Schaeffer Center Briefs Policymakers, Stakeholders on the Economic Burden of Mental Illness

In California, more than 2.7 million adults experienced serious mental illness (SMI) in the past 12 months. These individuals are more likely to experience lost wages, interaction with the criminal justice system, and lower life expectancy.

But, interventions aimed at educational attainment may help mitigate these effects. This is according to research conducted by a team at the USC Schaeffer Center and led by Seth Seabury, an associate professor at the USC School of Pharmacy. Seabury presented the findings to Sacramento lawmakers on May 7 at the Capitol Statehouse at a briefing co-hosted by the Schaeffer Center and the Steinberg Institute.

Mental illness is associated with significant economic and quality of life burdens, but measuring the cost effectiveness of interventions is challenging, explained Seabury. “The benefits are long term and the benefits accrue to different players. Our research aims to quantify the true benefits and cost over the lifetime, so policymakers have a more accurate idea of what is involved.”

About 50 analysts, staffers, and mental health advocates representing federal, state, and local offices attended the briefing, which focused on the devastating impact of serious mental illness in California and the nation.

Serious mental illness (SMI) includes conditions like major depressive disorder, bipolar disorder, and schizophrenia. Individuals with serious mental illness are associated with higher total hospital costs to Medicaid and are more likely to interact with the criminal justice system.

For example, according to Seabury’s calculations, Medicaid pays 41 percent of hospitalizations for SMI in California.

Lost Productivity is the Largest Contributor to the Economic Burden of Serious Mental Illness

Seabury explained that lost productivity accounts for 53 to 84 percent of the economic burden from SMI. This includes things like unemployment, lost compensation, and early mortality. In comparison direct medical costs account for 12 to 47 percent of the economic burden.
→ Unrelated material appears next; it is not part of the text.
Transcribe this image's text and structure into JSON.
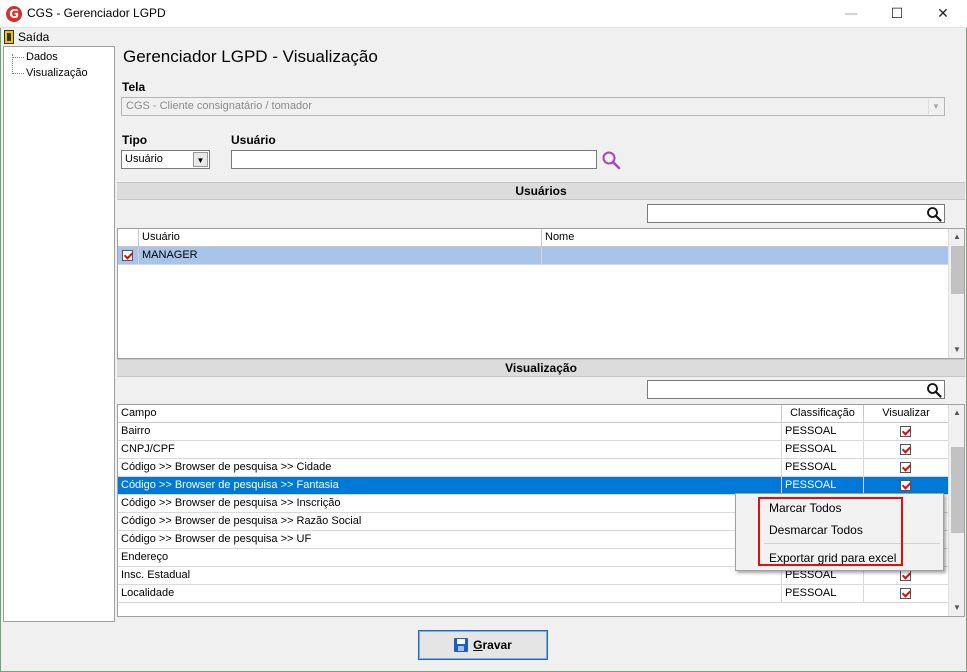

Less than 5 percent is from other costs, including law enforcement, incarceration, shelters, and research & training.

Interventions Accrue Benefits Over the Course of a Lifetime

Since there aren’t trials or interventions that reliably track individuals over the course of their lifetimes, it is challenging to measure the future value of today’s investments. Seabury and his colleagues used the Future Adult Model, a microsimulation model developed at the Schaeffer Center, to simulate experiences of an individual from age 25 to death. Using the FAM allows researchers to conduct hypothetical experiments and measure how they impact lifetime outcomes.

Higher educational attainment seemed to mitigate some of the burden. For example, people with more than a high school education with SMI averaged $954,000 in lifetime earnings compared to $193,000 for people with less than a high school education with SMI.

Seabury and his colleagues used the FAM to assess what the return would be if everyone with SMI were enrolled in a supported education program. Nationally, the lifetime benefits of such an intervention include one year of increased educational attainment, a reduced economic burden which results in a two-to-one return on investment over the lifetime.

In California, the simulation showed savings of over $900 million over the lifetimes of the roughly 16,600 California 25-year-olds currently living with serious mental illness if an early intervention to support educational achievement were implemented. “That’s a 1.6 rate of return on investment,” Seabury said.

“Think of the cost of intervention as an investment,” Seabury said during the briefing. Interventions that accrue benefits over a lifetime are challenging. “It requires patience, vision, and good measurement.”